Held July 3-5, 1970, with attendance estimated to be between 300,000 and 400,000, the Second Atlanta International Pop Festival was arguably the last of the massive, free-spirited, un-corporatized rock festivals of the late-1960s counterculture era. With over 30 musical acts, the festival’s headliner – a mere ten weeks before his untimely death – was Jimi Hendrix. It was the largest audience Hendrix would perform for during his entire career.
Jimi Hendrix: Electric Church, a new documentary film about the music legend’s Atlanta Pop set and the circumstances surrounding it, will debut on premium cable network Showtime on Sept. 4th at 9 p.m. ET. The DVD and Blu-ray version, featuring bonus content not included in the broadcast version, will be released in retail outlets on Oct. 30th.
The film features interviews with Atlanta music promoter Alex Cooley, who put on the three-day festival 100 miles south of Atlanta (in a soybean field just outside the tiny town of Byron, Georgia) and his efforts to secure Hendrix, who performed near midnight on the fourth of July. The documentary also includes interviews with such notables as Hendrix bandmates Billy Cox and Mitch Mitchell, Paul McCartney, Steve Winwood, Rich Robinson, Kirk Hammett, Derek Trucks, Susan Tedeschi and Atlanta musician Glenn Phillips, then a member of the Hampton Grease Band who played the festival. The live footage of Hendrix was shot by filmmaker Steve Rash, who would go on to direct The Buddy Holly Story and Can’t Buy Me Love.

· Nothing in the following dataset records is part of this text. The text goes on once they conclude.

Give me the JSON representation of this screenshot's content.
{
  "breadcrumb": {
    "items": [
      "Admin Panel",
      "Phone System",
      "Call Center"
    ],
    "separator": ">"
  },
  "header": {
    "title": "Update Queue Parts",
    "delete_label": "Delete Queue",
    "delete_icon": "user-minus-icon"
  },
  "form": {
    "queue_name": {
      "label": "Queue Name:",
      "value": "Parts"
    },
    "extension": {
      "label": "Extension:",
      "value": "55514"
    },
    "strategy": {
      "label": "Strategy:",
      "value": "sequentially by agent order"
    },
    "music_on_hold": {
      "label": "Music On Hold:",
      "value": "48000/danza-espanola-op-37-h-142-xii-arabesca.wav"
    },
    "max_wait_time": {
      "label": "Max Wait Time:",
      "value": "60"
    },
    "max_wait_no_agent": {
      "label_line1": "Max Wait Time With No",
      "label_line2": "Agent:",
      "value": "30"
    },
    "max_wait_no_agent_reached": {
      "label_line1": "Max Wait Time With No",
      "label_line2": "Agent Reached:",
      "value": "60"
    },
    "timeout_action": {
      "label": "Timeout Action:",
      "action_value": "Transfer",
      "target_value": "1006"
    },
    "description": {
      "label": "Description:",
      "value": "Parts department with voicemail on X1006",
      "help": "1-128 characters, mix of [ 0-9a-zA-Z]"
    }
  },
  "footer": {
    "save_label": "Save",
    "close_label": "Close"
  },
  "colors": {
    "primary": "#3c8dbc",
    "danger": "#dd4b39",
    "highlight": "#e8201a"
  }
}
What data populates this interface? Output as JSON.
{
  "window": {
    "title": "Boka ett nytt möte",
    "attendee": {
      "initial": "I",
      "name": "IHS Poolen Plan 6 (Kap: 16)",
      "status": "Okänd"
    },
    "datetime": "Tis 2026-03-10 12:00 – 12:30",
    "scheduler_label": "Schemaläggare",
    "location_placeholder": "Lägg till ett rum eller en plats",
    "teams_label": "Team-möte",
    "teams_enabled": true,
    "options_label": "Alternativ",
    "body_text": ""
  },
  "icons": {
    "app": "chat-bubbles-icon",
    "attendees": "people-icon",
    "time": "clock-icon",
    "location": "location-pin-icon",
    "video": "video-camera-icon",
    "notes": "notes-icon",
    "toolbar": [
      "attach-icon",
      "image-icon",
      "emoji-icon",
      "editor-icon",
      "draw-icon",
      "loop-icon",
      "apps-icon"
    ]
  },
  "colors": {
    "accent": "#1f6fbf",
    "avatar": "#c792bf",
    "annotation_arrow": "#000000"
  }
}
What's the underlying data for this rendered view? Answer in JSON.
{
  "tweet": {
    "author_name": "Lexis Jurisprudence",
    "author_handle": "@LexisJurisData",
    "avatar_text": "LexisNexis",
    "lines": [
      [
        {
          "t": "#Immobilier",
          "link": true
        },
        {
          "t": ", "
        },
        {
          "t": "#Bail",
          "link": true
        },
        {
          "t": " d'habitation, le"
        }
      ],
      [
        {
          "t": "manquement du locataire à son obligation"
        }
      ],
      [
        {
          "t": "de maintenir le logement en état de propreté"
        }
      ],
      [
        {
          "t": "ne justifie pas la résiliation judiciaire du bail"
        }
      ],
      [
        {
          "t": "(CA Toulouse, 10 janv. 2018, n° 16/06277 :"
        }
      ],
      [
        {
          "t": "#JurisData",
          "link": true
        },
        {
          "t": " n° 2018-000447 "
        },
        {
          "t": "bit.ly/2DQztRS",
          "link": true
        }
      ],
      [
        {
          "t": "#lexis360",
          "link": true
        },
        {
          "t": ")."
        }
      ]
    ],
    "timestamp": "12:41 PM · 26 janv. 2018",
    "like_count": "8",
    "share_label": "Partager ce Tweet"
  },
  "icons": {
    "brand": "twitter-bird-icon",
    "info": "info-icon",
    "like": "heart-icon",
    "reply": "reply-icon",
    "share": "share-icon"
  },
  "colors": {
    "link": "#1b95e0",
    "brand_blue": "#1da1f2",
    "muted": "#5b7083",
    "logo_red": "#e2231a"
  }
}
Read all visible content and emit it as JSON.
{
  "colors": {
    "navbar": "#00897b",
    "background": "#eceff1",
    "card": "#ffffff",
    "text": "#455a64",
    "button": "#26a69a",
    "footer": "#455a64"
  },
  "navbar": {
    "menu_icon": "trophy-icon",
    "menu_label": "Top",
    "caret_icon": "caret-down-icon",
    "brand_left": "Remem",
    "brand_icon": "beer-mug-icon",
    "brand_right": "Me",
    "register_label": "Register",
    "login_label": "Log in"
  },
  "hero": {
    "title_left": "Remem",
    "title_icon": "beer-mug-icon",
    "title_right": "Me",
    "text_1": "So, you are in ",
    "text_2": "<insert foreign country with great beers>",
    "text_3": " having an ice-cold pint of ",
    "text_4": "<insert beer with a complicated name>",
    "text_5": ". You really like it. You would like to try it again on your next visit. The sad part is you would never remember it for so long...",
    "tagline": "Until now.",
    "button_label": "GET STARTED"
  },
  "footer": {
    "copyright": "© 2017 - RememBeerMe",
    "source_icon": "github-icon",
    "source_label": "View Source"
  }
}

An audio release of the concert set itself, Freedom: Jimi Hendrix Experience Atlanta Pop Festival, will precede the Showtime documentary and subsequent DVD release with an Aug. 28th retail release. The 2CD/2LP set will include six performances not seen in the Showtime documentary.